> _Problem to work on_
Please reproduce the entire listing, character for character.
========
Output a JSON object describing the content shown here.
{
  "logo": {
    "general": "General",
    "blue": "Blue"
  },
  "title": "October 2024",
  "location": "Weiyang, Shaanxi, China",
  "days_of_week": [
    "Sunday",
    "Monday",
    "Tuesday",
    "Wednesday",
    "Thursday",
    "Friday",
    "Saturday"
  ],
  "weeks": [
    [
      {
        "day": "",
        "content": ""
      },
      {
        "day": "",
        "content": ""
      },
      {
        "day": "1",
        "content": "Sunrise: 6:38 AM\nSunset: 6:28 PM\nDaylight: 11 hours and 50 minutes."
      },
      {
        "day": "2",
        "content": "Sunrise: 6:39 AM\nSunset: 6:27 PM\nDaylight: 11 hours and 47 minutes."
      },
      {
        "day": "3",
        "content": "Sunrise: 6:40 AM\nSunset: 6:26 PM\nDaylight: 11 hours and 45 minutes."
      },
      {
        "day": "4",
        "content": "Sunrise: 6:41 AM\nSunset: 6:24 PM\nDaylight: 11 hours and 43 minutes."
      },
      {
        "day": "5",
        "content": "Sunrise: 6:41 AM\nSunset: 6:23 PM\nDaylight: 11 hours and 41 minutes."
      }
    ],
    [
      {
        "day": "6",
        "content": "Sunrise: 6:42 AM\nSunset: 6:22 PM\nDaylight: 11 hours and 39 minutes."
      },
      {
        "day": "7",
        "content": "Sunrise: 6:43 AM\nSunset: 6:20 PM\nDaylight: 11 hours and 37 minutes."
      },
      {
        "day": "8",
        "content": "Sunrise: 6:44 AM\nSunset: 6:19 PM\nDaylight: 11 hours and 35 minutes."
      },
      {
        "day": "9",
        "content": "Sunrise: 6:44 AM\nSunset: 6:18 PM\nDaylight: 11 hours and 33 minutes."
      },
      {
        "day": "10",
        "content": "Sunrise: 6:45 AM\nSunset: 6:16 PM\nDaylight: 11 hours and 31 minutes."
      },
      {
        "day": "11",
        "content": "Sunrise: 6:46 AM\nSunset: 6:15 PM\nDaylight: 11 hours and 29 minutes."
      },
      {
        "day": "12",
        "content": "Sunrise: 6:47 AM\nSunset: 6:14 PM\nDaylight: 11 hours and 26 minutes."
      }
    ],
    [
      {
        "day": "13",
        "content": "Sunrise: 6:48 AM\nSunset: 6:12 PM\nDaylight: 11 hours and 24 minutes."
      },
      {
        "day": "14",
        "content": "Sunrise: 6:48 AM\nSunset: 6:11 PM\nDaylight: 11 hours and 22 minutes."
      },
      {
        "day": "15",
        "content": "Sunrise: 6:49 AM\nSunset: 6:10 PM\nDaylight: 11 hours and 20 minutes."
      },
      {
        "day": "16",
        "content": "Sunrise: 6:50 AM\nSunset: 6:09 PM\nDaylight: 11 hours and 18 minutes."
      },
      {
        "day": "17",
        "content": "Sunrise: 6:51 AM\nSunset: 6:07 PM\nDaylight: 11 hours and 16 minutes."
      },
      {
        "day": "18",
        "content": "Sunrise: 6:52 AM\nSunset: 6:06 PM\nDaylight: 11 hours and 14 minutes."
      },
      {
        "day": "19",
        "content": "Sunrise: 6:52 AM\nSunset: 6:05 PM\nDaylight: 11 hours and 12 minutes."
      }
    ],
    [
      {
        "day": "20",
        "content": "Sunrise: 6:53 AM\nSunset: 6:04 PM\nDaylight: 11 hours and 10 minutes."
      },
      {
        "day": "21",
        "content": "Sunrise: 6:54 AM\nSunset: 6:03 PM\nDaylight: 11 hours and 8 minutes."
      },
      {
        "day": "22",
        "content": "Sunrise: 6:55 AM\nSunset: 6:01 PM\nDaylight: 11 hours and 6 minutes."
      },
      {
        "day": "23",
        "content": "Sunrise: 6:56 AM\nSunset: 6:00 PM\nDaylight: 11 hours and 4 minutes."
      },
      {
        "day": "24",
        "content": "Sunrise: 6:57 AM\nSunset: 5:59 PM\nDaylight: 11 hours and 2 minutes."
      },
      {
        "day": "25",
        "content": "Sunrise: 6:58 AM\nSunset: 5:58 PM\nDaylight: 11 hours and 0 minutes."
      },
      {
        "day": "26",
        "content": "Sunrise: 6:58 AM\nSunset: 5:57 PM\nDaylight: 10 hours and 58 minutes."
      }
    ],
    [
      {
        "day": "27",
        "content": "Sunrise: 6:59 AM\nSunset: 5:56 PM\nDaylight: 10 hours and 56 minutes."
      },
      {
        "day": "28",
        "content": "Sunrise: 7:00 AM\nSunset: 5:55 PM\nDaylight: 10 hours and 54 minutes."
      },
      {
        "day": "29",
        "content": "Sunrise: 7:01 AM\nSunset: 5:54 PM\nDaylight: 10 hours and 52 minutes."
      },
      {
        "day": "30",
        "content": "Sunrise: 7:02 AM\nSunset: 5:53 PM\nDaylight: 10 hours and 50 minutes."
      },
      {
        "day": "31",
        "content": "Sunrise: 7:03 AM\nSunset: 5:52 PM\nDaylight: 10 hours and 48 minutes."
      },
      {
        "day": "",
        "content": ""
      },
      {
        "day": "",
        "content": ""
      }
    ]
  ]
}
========
> _Response below_
Output a JSON object describing the content shown here.
{
  "logo": {
    "general": "General",
    "blue": "Blue"
  },
  "title": "October 2024",
  "location": "Weiyang, Shaanxi, China",
  "days_of_week": [
    "Sunday",
    "Monday",
    "Tuesday",
    "Wednesday",
    "Thursday",
    "Friday",
    "Saturday"
  ],
  "weeks": [
    [
      {
        "day": "",
        "content": ""
      },
      {
        "day": "",
        "content": ""
      },
      {
        "day": "1",
        "content": "Sunrise: 6:38 AM\nSunset: 6:28 PM\nDaylight: 11 hours and 50 minutes."
      },
      {
        "day": "2",
        "content": "Sunrise: 6:39 AM\nSunset: 6:27 PM\nDaylight: 11 hours and 47 minutes."
      },
      {
        "day": "3",
        "content": "Sunrise: 6:40 AM\nSunset: 6:26 PM\nDaylight: 11 hours and 45 minutes."
      },
      {
        "day": "4",
        "content": "Sunrise: 6:41 AM\nSunset: 6:24 PM\nDaylight: 11 hours and 43 minutes."
      },
      {
        "day": "5",
        "content": "Sunrise: 6:41 AM\nSunset: 6:23 PM\nDaylight: 11 hours and 41 minutes."
      }
    ],
    [
      {
        "day": "6",
        "content": "Sunrise: 6:42 AM\nSunset: 6:22 PM\nDaylight: 11 hours and 39 minutes."
      },
      {
        "day": "7",
        "content": "Sunrise: 6:43 AM\nSunset: 6:20 PM\nDaylight: 11 hours and 37 minutes."
      },
      {
        "day": "8",
        "content": "Sunrise: 6:44 AM\nSunset: 6:19 PM\nDaylight: 11 hours and 35 minutes."
      },
      {
        "day": "9",
        "content": "Sunrise: 6:44 AM\nSunset: 6:18 PM\nDaylight: 11 hours and 33 minutes."
      },
      {
        "day": "10",
        "content": "Sunrise: 6:45 AM\nSunset: 6:16 PM\nDaylight: 11 hours and 31 minutes."
      },
      {
        "day": "11",
        "content": "Sunrise: 6:46 AM\nSunset: 6:15 PM\nDaylight: 11 hours and 29 minutes."
      },
      {
        "day": "12",
        "content": "Sunrise: 6:47 AM\nSunset: 6:14 PM\nDaylight: 11 hours and 26 minutes."
      }
    ],
    [
      {
        "day": "13",
        "content": "Sunrise: 6:48 AM\nSunset: 6:12 PM\nDaylight: 11 hours and 24 minutes."
      },
      {
        "day": "14",
        "content": "Sunrise: 6:48 AM\nSunset: 6:11 PM\nDaylight: 11 hours and 22 minutes."
      },
      {
        "day": "15",
        "content": "Sunrise: 6:49 AM\nSunset: 6:10 PM\nDaylight: 11 hours and 20 minutes."
      },
      {
        "day": "16",
        "content": "Sunrise: 6:50 AM\nSunset: 6:09 PM\nDaylight: 11 hours and 18 minutes."
      },
      {
        "day": "17",
        "content": "Sunrise: 6:51 AM\nSunset: 6:07 PM\nDaylight: 11 hours and 16 minutes."
      },
      {
        "day": "18",
        "content": "Sunrise: 6:52 AM\nSunset: 6:06 PM\nDaylight: 11 hours and 14 minutes."
      },
      {
        "day": "19",
        "content": "Sunrise: 6:52 AM\nSunset: 6:05 PM\nDaylight: 11 hours and 12 minutes."
      }
    ],
    [
      {
        "day": "20",
        "content": "Sunrise: 6:53 AM\nSunset: 6:04 PM\nDaylight: 11 hours and 10 minutes."
      },
      {
        "day": "21",
        "content": "Sunrise: 6:54 AM\nSunset: 6:03 PM\nDaylight: 11 hours and 8 minutes."
      },
      {
        "day": "22",
        "content": "Sunrise: 6:55 AM\nSunset: 6:01 PM\nDaylight: 11 hours and 6 minutes."
      },
      {
        "day": "23",
        "content": "Sunrise: 6:56 AM\nSunset: 6:00 PM\nDaylight: 11 hours and 4 minutes."
      },
      {
        "day": "24",
        "content": "Sunrise: 6:57 AM\nSunset: 5:59 PM\nDaylight: 11 hours and 2 minutes."
      },
      {
        "day": "25",
        "content": "Sunrise: 6:58 AM\nSunset: 5:58 PM\nDaylight: 11 hours and 0 minutes."
      },
      {
        "day": "26",
        "content": "Sunrise: 6:58 AM\nSunset: 5:57 PM\nDaylight: 10 hours and 58 minutes."
      }
    ],
    [
      {
        "day": "27",
        "content": "Sunrise: 6:59 AM\nSunset: 5:56 PM\nDaylight: 10 hours and 56 minutes."
      },
      {
        "day": "28",
        "content": "Sunrise: 7:00 AM\nSunset: 5:55 PM\nDaylight: 10 hours and 54 minutes."
      },
      {
        "day": "29",
        "content": "Sunrise: 7:01 AM\nSunset: 5:54 PM\nDaylight: 10 hours and 52 minutes."
      },
      {
        "day": "30",
        "content": "Sunrise: 7:02 AM\nSunset: 5:53 PM\nDaylight: 10 hours and 50 minutes."
      },
      {
        "day": "31",
        "content": "Sunrise: 7:03 AM\nSunset: 5:52 PM\nDaylight: 10 hours and 48 minutes."
      },
      {
        "day": "",
        "content": ""
      },
      {
        "day": "",
        "content": ""
      }
    ]
  ]
}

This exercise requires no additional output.